- To provide a sound foundation concerning the design and analysis of advanaced discrete algorithms.
- To provide a critical rational concerning advanced complexity theory and algorithmics.
- To provide an in-depth, systematic and critical understanding of selected significant issues at the forefront of research explorations in the design and analysis of discrete algorithms.
- Core algorithmic primitives including: notation, standard (sequential) models of computation, algorithmic design methods, data structures, formal proofs and methods of analysis on the example of recent (up to date) research problems. [2 weeks]
- Advanced particular graph algorithms, string algorithms, randomised algorithms, approximation algorithms, on-line algorithms. [5 weeks]
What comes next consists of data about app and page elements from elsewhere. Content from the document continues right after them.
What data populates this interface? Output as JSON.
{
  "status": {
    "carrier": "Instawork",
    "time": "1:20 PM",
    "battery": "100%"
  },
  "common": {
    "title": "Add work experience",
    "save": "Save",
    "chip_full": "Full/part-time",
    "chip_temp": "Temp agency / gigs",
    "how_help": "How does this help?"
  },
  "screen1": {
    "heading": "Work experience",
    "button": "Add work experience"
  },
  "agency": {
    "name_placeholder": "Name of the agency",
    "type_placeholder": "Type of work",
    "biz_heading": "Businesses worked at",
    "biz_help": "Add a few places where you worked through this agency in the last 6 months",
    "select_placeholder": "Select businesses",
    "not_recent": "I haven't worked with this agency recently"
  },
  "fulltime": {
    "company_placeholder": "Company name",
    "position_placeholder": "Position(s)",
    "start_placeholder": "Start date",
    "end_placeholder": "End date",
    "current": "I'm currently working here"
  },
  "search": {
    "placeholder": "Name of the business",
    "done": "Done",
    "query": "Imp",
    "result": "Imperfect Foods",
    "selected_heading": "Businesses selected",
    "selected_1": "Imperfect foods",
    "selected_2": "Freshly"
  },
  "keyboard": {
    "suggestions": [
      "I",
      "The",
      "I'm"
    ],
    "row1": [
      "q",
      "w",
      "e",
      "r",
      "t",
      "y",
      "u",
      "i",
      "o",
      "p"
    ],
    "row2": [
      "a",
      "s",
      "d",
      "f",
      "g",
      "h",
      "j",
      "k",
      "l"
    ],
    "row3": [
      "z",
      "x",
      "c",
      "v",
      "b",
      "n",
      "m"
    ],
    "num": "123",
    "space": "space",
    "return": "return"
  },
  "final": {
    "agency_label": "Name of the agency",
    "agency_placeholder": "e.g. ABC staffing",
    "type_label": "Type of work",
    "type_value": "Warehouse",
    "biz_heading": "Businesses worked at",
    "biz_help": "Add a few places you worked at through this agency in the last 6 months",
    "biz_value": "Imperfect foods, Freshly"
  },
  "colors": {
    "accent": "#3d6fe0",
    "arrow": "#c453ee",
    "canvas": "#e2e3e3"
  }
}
- Crucial elements of probabilistic theory. [1 week]
- Non-standard computational models including: parallel, distributed, non-deterministic (incl. probabilistic), biologically motivated, and appropriate diverse measures of complexity. [2 weeks]
J. Kleinberg, E.Tardos: Algorithm Design. Addison-Wesley (latest edition).
At the end of this module students should be able to:
- Describe the following classes of algorithms and design principles associated with them: recursive algorithms, graph (search-based) algorithms, greedy algorithms, algorithms based on dynamic programming, network flow (optimisation) algorithms, approximation algorithms, randomised algorithms, distributed and parallel algorithms.
- Illustrate the above mentioned classes by examples from classical algorithmic areas, current research and applications.
- Identify which of the studied design principles are used in a given algorithm taking account of the similarities and differences between the principles.
- Apply the studied design principles to produce efficient algorithmic solutions to a given problem taking account of the strengths and weaknesses of the applicable principles.
- Outline methods of analysing correctness and asymptotic performance of the studied classes of algorithms, and apply them to analyse correctness and asymptotic performance of a given algorithm.
Formal Lectures: Students will be expected to attend 3 hours of formal lectures in a typical week. Formal lectures will be used to introduce students to the concepts and methods covered by the module.
Tutorials: Students will be expected to attend one hour of tutorials in a typical week.
Private study: In a typical week students will be expected to devote six hours of unsupervised time to private study. The time allowed per week for private study will typically include three hours of time for reflection and consideration of lecture material and background reading, and three hours for completion of practical exercises.
Assessment: Continuous assessment will be used to test to what extent practical skills have been learned. A final examination at the end of the module will assess the academic achievement of students.